**Prompt:** For the data below, work out how many lines contain the word "title" and supply only that number.

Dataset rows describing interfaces
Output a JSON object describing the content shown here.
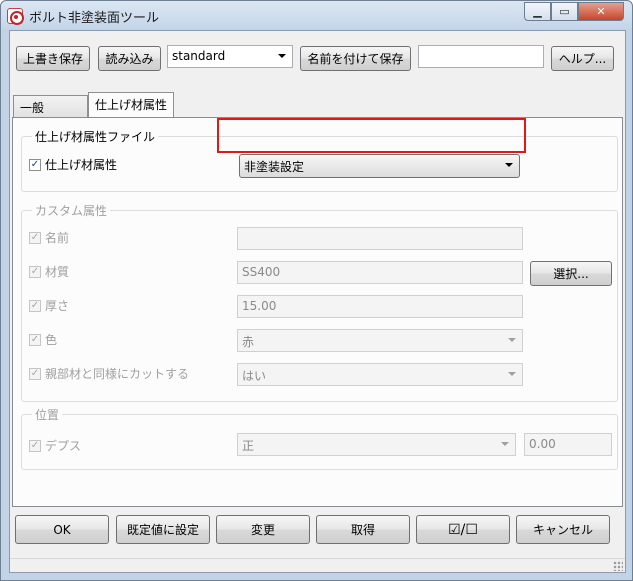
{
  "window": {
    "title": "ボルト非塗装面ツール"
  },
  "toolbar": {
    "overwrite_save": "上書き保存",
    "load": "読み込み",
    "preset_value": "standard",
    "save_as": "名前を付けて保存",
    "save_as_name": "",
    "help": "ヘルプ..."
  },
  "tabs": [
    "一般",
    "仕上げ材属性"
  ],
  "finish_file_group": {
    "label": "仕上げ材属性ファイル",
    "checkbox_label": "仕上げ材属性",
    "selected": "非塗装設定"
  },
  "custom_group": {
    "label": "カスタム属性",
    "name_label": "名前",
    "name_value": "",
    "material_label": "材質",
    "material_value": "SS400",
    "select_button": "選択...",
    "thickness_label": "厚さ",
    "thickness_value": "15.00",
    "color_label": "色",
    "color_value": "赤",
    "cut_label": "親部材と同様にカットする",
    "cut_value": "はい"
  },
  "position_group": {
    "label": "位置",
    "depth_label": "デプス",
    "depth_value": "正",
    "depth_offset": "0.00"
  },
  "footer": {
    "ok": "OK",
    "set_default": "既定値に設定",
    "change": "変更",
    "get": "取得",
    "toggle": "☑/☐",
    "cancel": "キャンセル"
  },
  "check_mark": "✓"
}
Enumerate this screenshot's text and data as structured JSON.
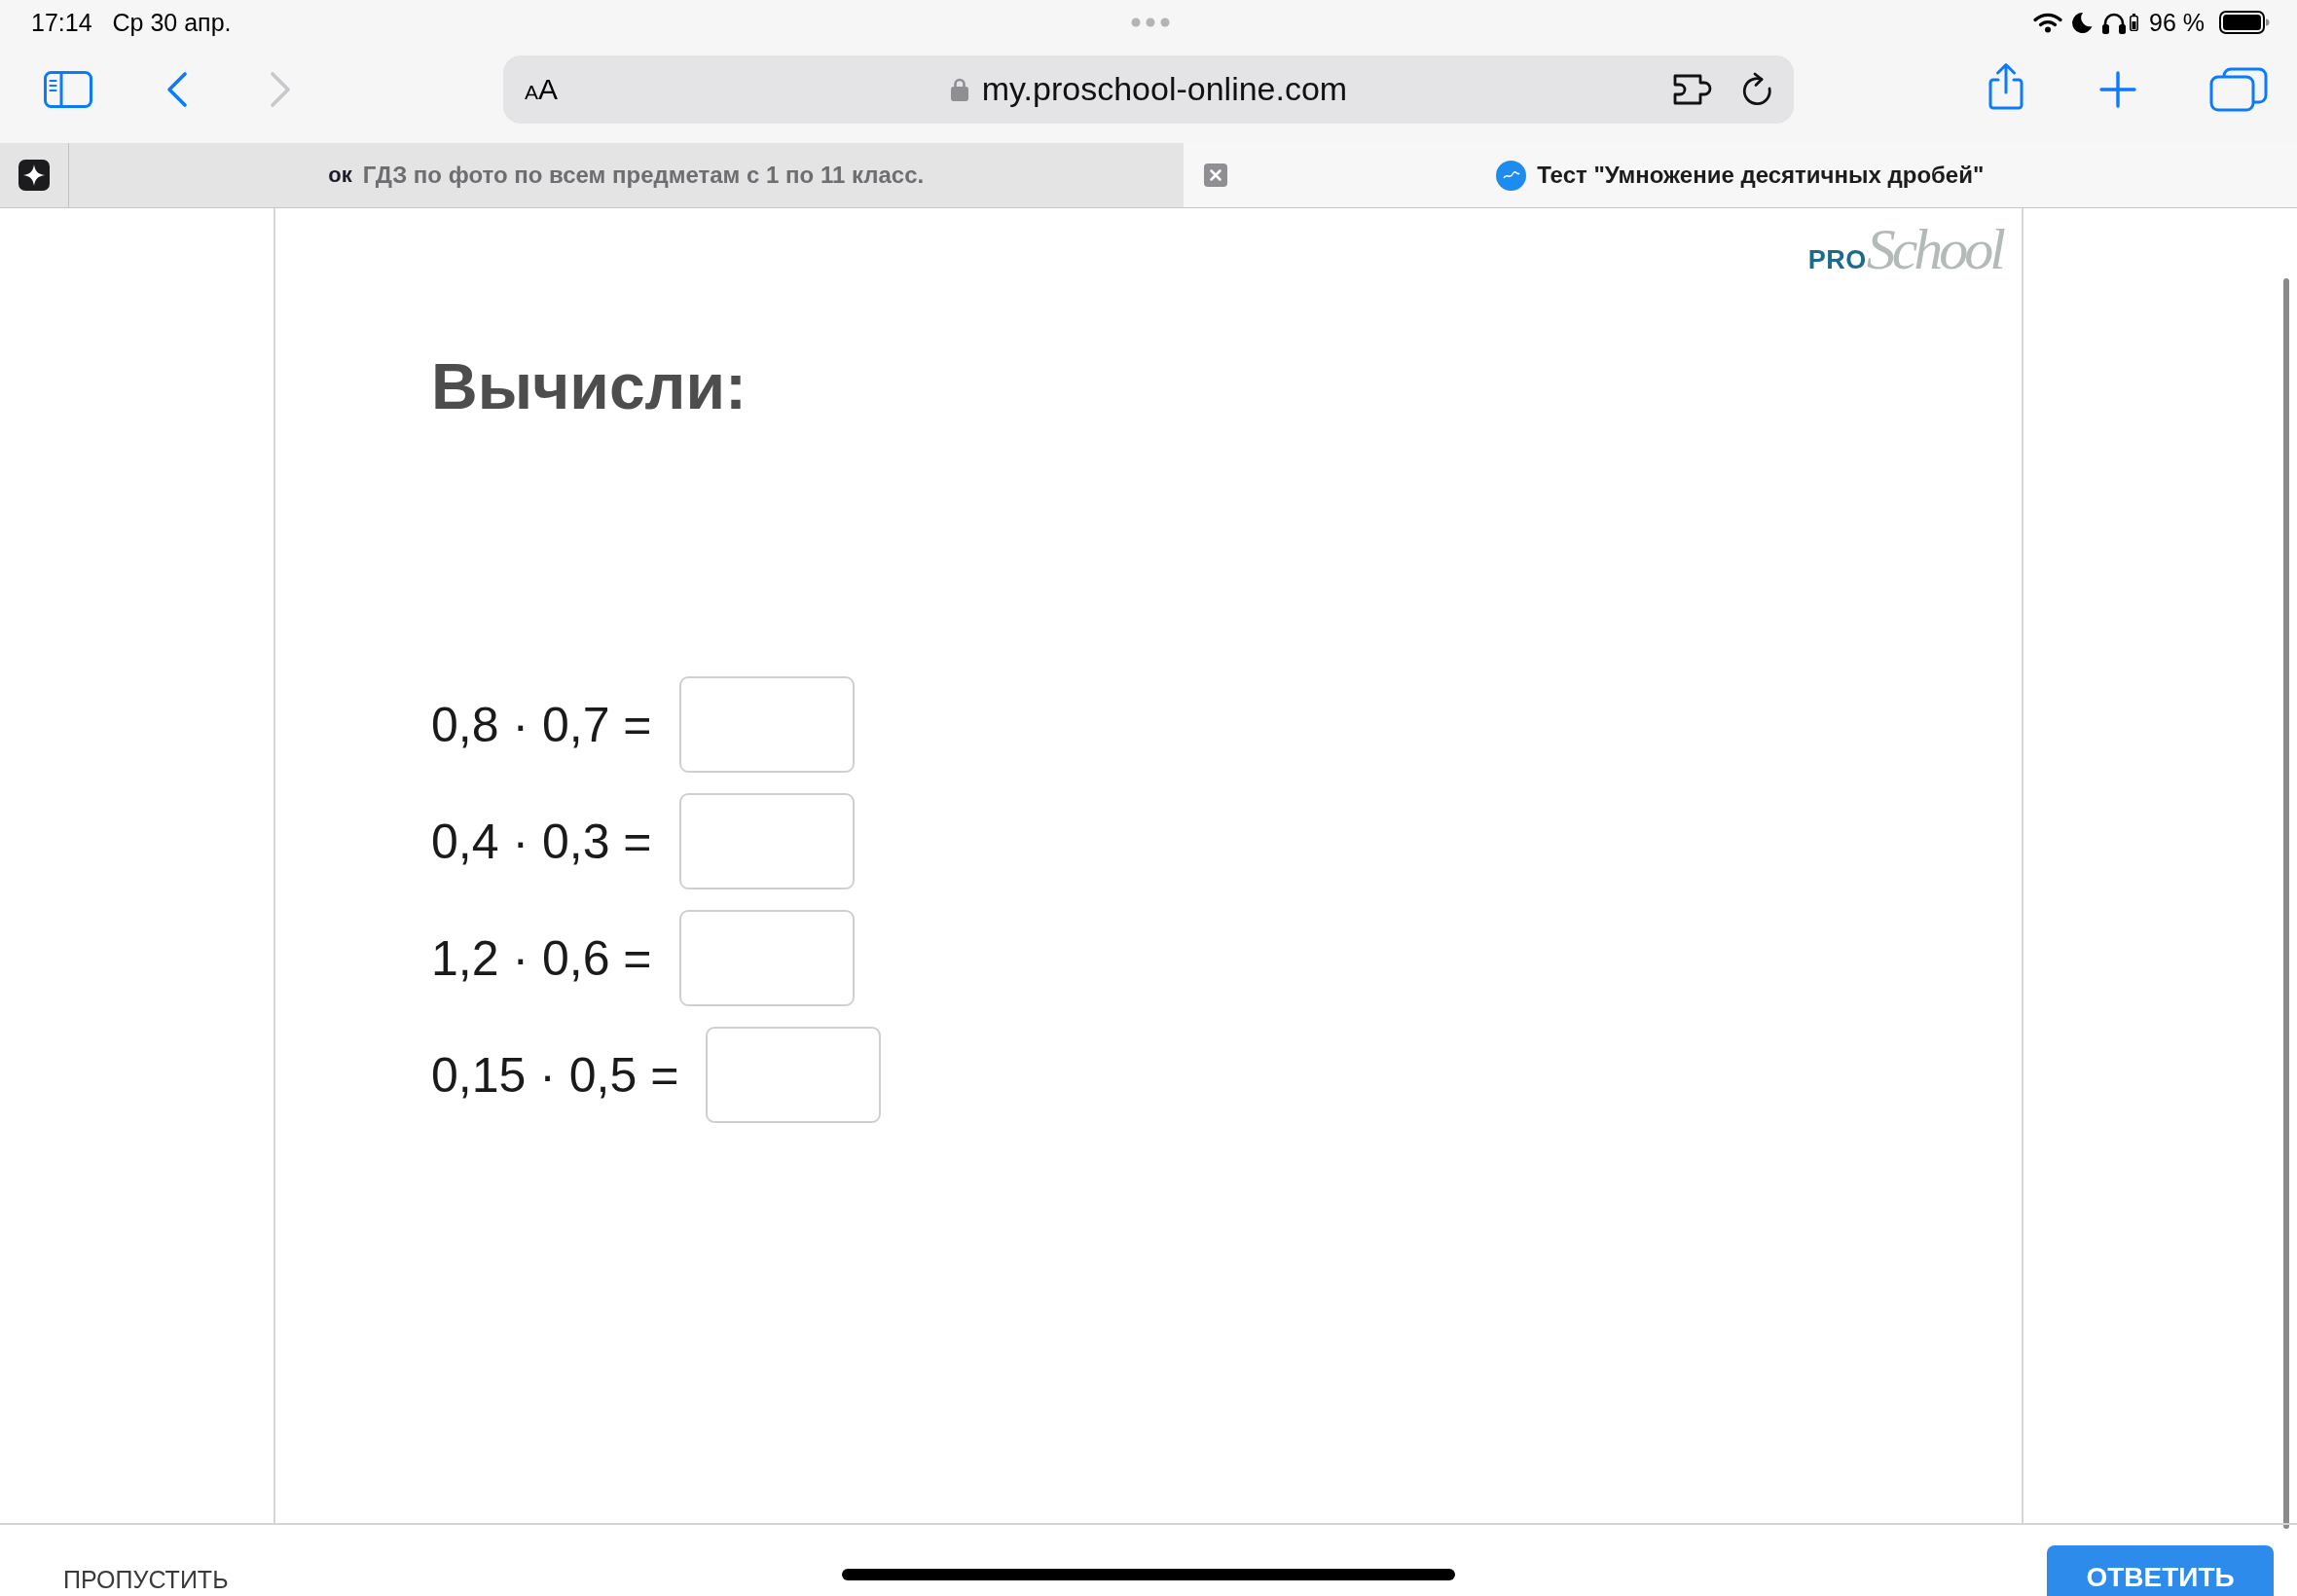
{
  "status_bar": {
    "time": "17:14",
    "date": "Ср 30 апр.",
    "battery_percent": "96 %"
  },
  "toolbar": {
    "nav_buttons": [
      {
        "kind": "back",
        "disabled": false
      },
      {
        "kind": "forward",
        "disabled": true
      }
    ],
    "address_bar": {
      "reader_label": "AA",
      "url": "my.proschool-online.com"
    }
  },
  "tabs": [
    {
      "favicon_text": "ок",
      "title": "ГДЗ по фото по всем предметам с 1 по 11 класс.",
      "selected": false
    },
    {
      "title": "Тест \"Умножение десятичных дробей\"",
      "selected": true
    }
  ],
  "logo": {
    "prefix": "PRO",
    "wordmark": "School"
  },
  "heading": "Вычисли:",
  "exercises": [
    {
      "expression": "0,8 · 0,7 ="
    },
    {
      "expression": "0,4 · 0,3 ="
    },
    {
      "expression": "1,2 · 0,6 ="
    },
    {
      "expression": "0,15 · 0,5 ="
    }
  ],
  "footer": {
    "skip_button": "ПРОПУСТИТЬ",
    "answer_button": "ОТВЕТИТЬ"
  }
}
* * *
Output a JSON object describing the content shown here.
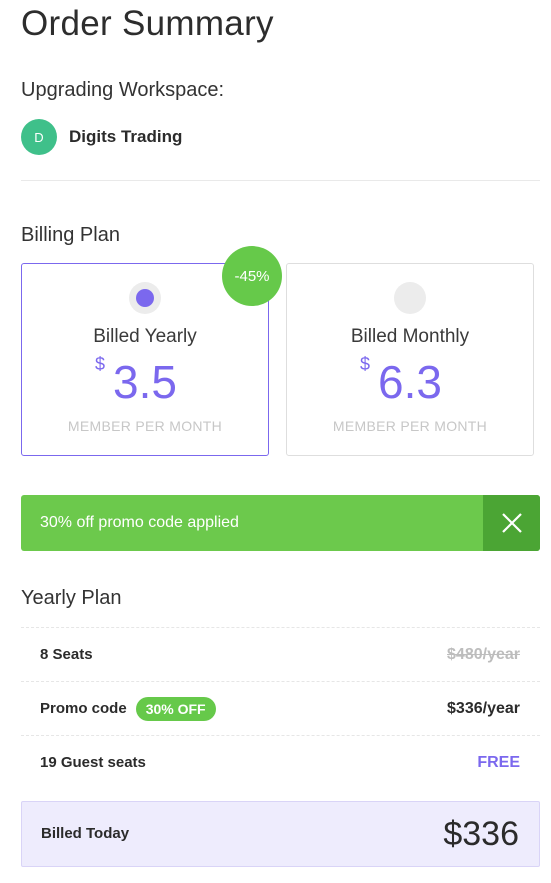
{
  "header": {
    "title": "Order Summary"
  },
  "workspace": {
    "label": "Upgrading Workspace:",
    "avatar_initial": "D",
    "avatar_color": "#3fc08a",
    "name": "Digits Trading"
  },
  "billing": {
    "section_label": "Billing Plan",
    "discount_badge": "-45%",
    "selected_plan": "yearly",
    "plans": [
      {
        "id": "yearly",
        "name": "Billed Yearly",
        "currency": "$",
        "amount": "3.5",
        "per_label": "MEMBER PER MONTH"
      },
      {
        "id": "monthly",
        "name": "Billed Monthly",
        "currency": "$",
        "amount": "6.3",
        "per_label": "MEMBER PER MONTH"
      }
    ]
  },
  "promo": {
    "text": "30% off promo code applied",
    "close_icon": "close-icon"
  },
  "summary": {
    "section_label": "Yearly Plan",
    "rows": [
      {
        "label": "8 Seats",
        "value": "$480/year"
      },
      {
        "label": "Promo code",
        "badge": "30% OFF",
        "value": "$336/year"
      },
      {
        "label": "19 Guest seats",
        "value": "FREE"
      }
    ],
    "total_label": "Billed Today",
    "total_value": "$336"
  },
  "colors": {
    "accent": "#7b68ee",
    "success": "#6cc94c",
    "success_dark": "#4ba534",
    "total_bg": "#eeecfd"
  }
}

**Exercise answer:** 4